PhotobucketSTUDENTS HELP CUT THE RIBBON AT THE NOV. 16 CEREMONY (PHOTOS: J. FERGUSSON)

By JAMES FERGUSSON

In September, PS 204 moved into the Morris Heights Educational Complex, a brand new building on University Avenue, much to the joy of students, parents, and teachers.

The elementary school’s old home, a converted synagogue a few blocks away on West 174th Street, was in a terrible shape. And it lacked a gym, an auditorium, a library, and other amenities that typically make a school a school.

The new building, a state-of-the-art facility which PS 204 shares with P723, a small special needs school, boasts all of these amenities – and then some.

On Nov. 16, the schools held a ribbon-cutting ceremony to celebrate the opening.

“Our story is how we went from rags to riches,” said Marcy Glattstein, PS 204′s principal, speaking in the auditorium afterwards.

Photobucket PS 204 SHARES THE NEW BUILDING WITH P723, A SMALL SPECIAL NEEDS SCHOOL

Assemblywoman Vanessa Gibson and State Senator Jose Serrano, both of whom supported the school’s relocation, were among those in attendance. And so were dozens of parents, many of whom attended a public meeting with DOE officials last year, during which they made a compelling case for PS 204′s relocation.

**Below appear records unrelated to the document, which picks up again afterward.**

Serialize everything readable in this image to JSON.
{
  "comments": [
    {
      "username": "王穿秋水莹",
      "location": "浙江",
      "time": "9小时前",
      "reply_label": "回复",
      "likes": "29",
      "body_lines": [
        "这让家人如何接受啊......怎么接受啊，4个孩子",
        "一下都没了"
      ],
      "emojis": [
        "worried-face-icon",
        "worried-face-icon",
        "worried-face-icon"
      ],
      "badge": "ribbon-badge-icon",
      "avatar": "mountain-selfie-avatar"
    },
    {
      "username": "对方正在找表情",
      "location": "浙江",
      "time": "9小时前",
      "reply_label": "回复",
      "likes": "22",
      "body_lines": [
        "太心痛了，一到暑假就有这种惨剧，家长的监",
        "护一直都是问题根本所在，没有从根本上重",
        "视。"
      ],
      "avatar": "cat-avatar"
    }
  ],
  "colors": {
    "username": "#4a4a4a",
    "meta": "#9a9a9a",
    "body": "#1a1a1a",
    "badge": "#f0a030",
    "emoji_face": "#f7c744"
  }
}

“The parents came out, the community came out, they changed history and they got it done,” Serrano said.

Two PS 204 fifth graders, Tyler Montilla and Janicebell Ulerio, won an essay contest about the differences between the old and the new buildings, and both read their essays in the auditorium.

“My school now has a beautiful library… with many more books that before,” Janicebell said.

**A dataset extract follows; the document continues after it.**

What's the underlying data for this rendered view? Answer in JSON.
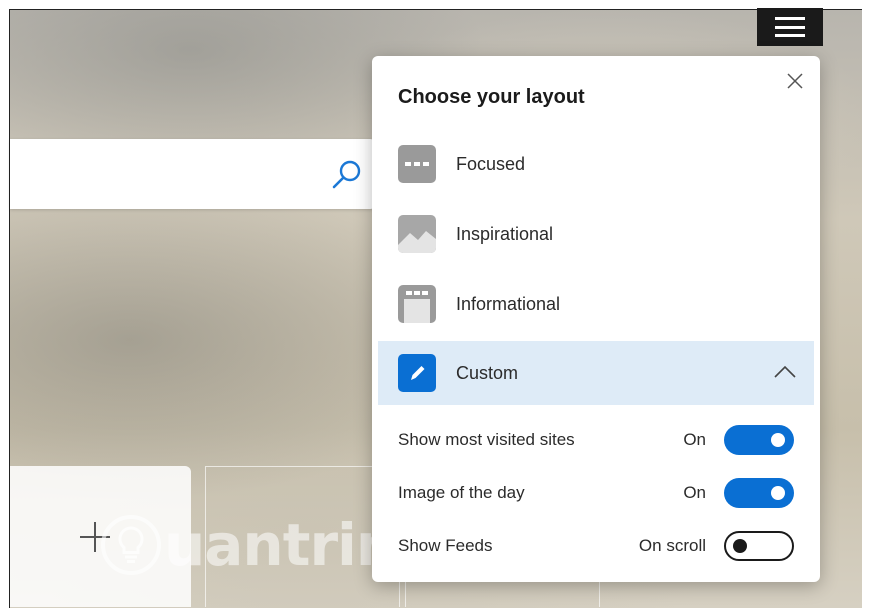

“In science we [now] have a fake skeleton to help us with the human body,” said Tyler, who also noted that the new building has “water fountains that actually work.”

“We deserve what we got and what we fought for,” Tyler said.

PS 204 is considered one of the better elementary schools in the Bronx. When the DOE releases its annual progress reports, the school routinely receives an A grade. Parents and teachers said they hoped the new building, and all it offers, would enable them to build on past successes.

The school’s old building, the former synagogue, is now occupied by the Carl C. Icahn South Bronx Charter School, which moved to Morris Heights from Morrisania this fall. A DOE spokesman previously said that the city would address some of the concerns PS 204 parents had raised about building.